▸ **ASSIGNMENT**:
Some lines in the listing may contain the word "minutes". Say how many, with the number alone.
##########
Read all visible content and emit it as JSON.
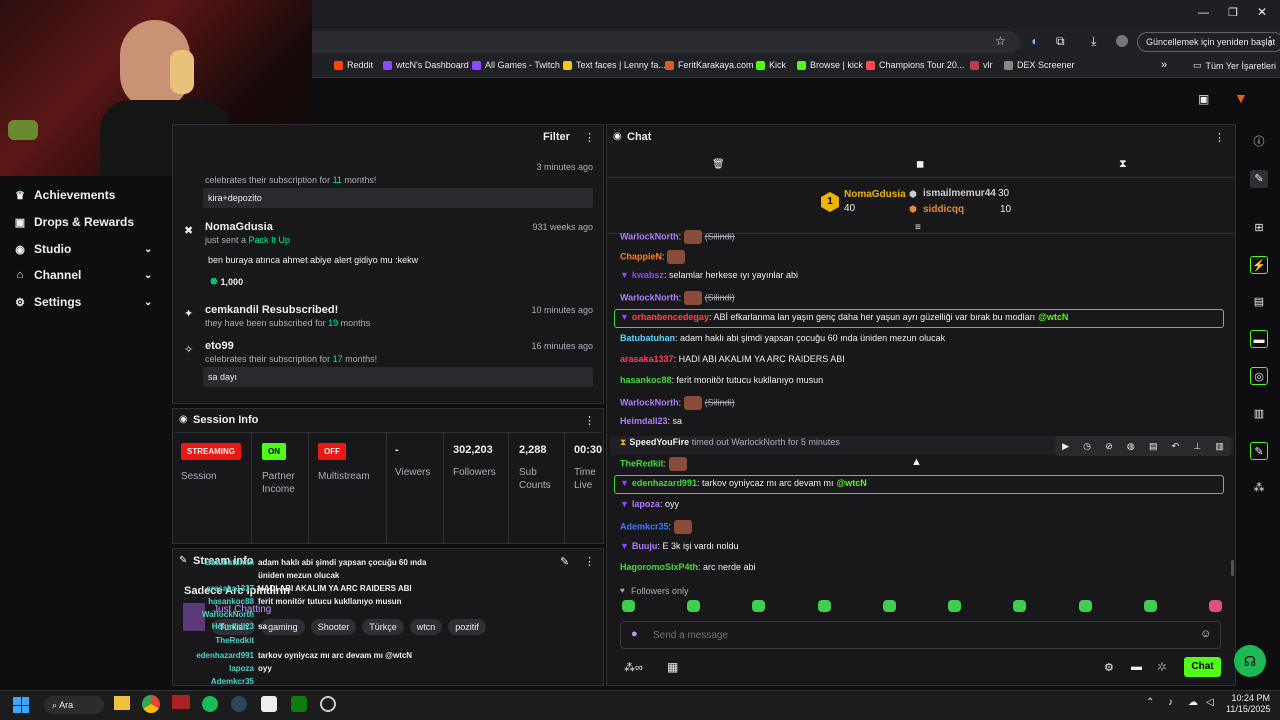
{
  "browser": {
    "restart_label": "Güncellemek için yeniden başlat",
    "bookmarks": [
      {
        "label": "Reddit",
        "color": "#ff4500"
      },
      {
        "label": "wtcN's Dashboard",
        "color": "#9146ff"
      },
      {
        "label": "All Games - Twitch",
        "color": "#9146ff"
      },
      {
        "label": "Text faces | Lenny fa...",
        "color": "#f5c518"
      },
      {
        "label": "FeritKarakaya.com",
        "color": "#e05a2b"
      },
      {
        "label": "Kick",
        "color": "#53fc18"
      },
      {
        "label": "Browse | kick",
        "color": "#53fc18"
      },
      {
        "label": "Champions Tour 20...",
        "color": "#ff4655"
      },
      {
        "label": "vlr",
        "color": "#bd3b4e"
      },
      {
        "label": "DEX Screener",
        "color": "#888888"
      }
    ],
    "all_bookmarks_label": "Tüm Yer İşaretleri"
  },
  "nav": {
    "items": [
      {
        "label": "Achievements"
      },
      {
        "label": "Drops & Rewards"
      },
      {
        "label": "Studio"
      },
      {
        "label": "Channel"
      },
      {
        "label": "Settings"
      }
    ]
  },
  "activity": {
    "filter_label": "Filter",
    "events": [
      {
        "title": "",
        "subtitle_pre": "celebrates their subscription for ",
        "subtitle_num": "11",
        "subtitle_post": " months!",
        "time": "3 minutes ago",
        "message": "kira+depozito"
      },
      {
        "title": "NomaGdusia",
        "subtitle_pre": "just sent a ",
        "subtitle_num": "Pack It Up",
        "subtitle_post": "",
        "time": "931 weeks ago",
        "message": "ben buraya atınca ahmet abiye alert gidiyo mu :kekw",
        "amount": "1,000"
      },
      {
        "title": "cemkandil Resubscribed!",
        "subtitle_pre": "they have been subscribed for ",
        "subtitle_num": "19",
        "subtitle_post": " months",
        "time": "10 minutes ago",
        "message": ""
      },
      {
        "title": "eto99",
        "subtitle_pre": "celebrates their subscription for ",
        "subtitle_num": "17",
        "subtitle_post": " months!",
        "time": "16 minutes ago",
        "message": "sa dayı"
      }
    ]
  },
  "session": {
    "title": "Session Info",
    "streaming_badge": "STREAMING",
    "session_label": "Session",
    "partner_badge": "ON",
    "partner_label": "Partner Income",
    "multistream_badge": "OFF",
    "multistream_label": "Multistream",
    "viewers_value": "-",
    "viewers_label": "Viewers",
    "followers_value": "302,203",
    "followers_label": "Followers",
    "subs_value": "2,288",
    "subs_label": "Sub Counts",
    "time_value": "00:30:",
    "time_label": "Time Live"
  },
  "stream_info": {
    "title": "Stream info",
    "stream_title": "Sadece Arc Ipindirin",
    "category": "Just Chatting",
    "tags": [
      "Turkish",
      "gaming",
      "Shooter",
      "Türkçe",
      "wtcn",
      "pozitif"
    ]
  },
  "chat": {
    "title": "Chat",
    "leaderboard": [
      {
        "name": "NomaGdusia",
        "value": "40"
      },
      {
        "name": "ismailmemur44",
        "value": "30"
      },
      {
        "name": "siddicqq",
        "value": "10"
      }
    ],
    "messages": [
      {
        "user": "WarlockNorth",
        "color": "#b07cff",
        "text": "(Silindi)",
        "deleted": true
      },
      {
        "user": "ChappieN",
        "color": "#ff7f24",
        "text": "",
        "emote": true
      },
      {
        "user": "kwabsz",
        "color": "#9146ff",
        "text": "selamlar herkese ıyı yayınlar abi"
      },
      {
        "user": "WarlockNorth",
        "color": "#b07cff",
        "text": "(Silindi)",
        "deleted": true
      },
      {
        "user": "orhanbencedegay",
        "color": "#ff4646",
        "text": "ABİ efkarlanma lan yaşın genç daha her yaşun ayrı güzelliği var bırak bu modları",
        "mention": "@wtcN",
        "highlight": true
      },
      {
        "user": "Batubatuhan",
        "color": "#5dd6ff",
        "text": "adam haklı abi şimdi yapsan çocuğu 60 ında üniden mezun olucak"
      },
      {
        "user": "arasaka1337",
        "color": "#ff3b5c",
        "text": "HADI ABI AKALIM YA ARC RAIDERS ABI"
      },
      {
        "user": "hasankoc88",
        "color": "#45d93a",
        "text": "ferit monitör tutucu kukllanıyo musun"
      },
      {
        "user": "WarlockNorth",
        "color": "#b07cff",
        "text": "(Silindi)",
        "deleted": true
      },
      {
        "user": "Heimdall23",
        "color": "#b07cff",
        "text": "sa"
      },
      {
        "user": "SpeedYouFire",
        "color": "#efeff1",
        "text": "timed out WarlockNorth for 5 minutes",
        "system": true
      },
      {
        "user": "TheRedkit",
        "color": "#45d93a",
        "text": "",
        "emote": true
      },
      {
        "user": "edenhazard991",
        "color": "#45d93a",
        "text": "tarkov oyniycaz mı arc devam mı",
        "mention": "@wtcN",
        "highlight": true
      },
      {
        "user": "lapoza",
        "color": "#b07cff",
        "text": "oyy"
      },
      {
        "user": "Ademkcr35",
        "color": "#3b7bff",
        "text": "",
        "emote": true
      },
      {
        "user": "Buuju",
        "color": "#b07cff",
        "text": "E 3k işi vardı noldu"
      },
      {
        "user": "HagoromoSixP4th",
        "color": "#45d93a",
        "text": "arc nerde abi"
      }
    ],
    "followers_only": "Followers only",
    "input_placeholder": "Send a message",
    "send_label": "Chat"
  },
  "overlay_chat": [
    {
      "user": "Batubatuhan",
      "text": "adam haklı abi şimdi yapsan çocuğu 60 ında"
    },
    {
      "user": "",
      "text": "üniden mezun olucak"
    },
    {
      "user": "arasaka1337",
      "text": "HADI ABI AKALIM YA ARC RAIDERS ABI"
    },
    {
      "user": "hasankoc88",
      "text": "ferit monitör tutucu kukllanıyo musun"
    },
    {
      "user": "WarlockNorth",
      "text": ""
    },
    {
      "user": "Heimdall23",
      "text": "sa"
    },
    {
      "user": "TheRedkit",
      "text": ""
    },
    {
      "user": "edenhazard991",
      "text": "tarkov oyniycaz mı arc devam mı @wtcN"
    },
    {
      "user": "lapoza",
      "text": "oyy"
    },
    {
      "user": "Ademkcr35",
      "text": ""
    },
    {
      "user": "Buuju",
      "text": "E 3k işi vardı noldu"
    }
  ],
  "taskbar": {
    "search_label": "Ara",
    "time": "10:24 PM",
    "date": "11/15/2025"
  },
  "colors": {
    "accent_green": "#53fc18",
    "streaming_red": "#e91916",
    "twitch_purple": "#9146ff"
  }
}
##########
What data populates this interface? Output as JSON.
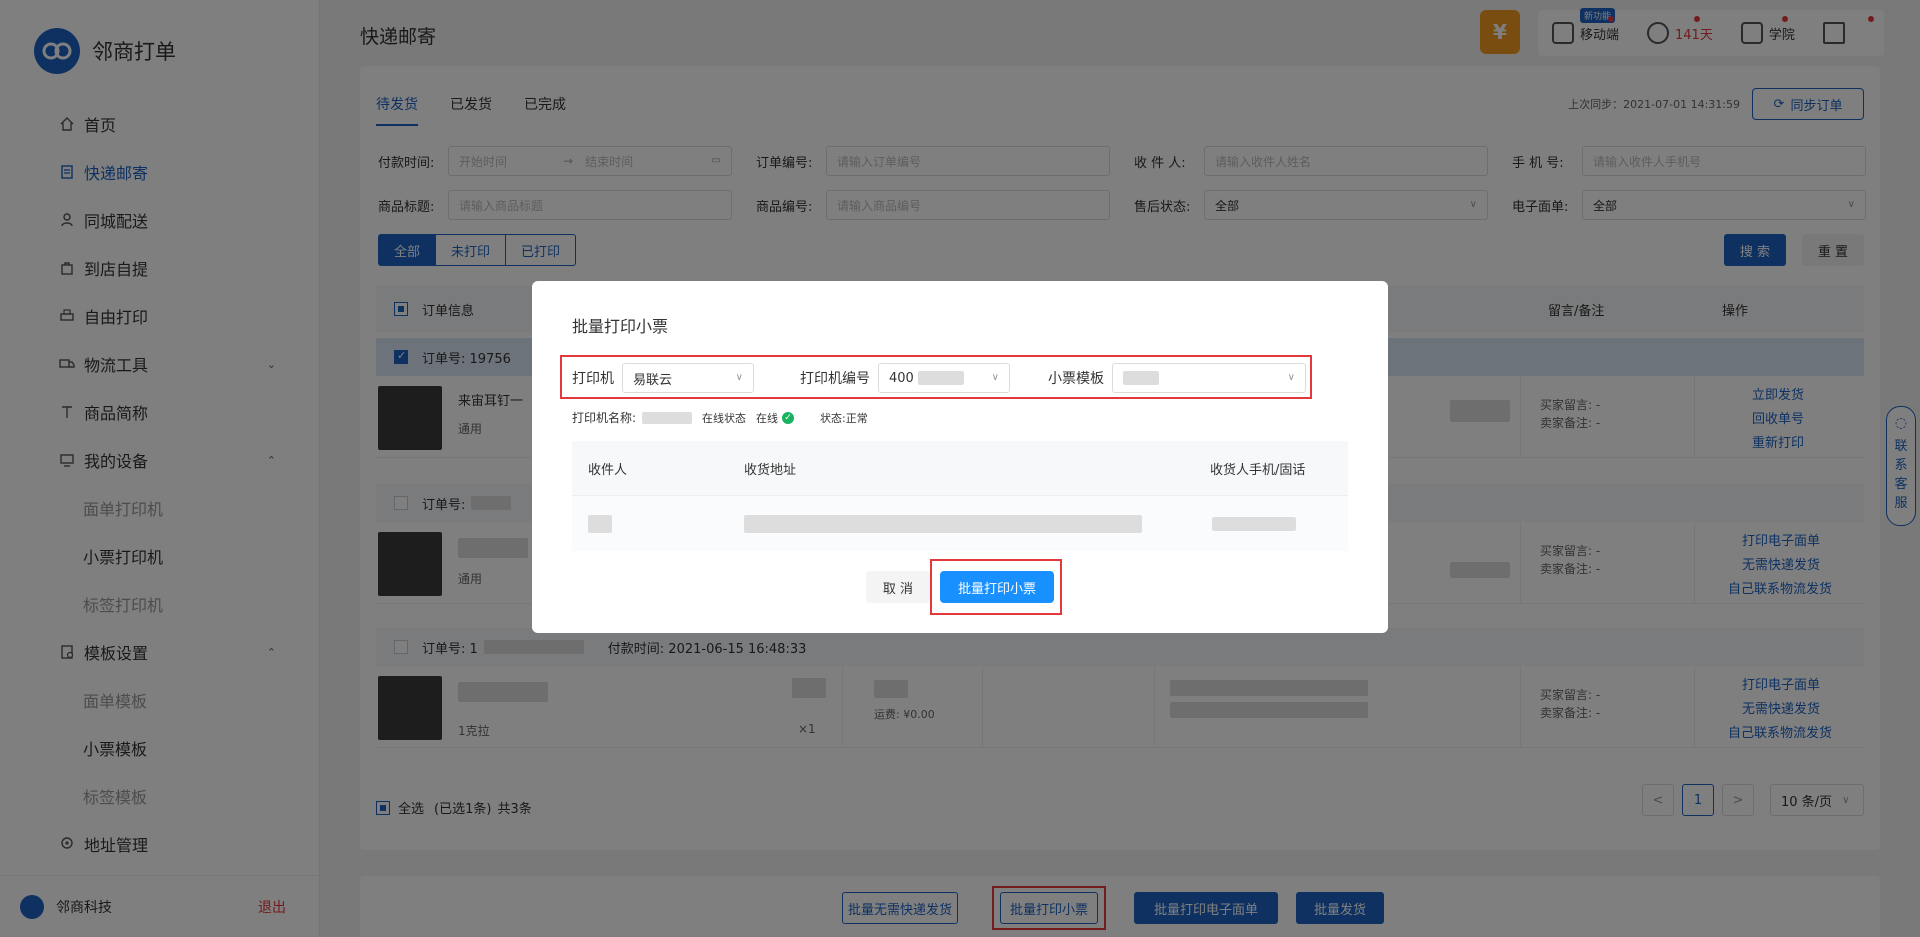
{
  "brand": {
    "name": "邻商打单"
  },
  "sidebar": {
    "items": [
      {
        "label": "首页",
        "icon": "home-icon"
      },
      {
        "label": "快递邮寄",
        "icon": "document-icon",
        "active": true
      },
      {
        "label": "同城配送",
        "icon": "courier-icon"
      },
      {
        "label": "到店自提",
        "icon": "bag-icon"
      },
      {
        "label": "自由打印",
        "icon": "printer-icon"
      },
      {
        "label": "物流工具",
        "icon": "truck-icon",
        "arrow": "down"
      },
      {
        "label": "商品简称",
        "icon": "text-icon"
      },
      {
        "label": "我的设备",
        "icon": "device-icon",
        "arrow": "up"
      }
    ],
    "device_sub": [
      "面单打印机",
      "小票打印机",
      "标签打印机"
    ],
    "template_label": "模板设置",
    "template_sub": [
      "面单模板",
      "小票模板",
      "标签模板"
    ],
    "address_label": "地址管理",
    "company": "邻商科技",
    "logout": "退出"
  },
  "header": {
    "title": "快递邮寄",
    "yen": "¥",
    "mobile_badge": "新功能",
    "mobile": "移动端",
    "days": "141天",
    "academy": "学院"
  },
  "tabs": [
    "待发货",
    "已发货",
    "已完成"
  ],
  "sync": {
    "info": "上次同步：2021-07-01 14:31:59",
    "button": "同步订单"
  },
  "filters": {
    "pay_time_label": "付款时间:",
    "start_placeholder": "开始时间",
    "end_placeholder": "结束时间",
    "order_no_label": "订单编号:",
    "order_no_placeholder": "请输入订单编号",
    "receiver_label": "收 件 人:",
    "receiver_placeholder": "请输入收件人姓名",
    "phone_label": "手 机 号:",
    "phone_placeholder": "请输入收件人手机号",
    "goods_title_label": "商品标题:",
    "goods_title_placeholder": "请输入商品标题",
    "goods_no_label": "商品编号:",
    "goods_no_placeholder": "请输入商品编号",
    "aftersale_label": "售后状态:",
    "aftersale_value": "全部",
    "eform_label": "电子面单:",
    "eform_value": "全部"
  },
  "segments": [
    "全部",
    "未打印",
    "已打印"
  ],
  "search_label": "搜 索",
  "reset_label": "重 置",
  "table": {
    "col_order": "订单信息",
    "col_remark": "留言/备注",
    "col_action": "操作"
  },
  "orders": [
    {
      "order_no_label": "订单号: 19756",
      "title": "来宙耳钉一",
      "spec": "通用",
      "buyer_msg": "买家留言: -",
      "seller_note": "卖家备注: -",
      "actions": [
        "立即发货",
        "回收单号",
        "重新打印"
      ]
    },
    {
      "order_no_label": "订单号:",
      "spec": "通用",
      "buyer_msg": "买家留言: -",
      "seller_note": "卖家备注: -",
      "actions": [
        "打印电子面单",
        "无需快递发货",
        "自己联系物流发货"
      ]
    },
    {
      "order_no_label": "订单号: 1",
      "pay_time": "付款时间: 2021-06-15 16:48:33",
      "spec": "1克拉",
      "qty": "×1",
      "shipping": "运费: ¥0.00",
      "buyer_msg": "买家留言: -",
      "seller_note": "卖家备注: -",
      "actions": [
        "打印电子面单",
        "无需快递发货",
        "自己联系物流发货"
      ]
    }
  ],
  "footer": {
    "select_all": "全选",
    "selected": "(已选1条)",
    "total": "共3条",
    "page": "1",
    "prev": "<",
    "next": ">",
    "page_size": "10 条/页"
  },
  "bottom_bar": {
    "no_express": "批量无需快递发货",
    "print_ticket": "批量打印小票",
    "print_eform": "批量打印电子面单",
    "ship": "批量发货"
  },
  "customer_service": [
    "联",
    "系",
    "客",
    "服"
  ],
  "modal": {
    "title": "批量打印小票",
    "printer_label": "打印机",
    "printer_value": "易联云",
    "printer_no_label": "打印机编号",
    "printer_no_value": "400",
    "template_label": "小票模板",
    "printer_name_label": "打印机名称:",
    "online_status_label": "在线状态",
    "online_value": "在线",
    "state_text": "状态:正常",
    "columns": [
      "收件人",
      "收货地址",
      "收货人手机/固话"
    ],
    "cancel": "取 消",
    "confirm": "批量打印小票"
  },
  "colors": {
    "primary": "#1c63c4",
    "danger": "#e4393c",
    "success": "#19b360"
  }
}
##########
▸ **FINISHED TASK**:
4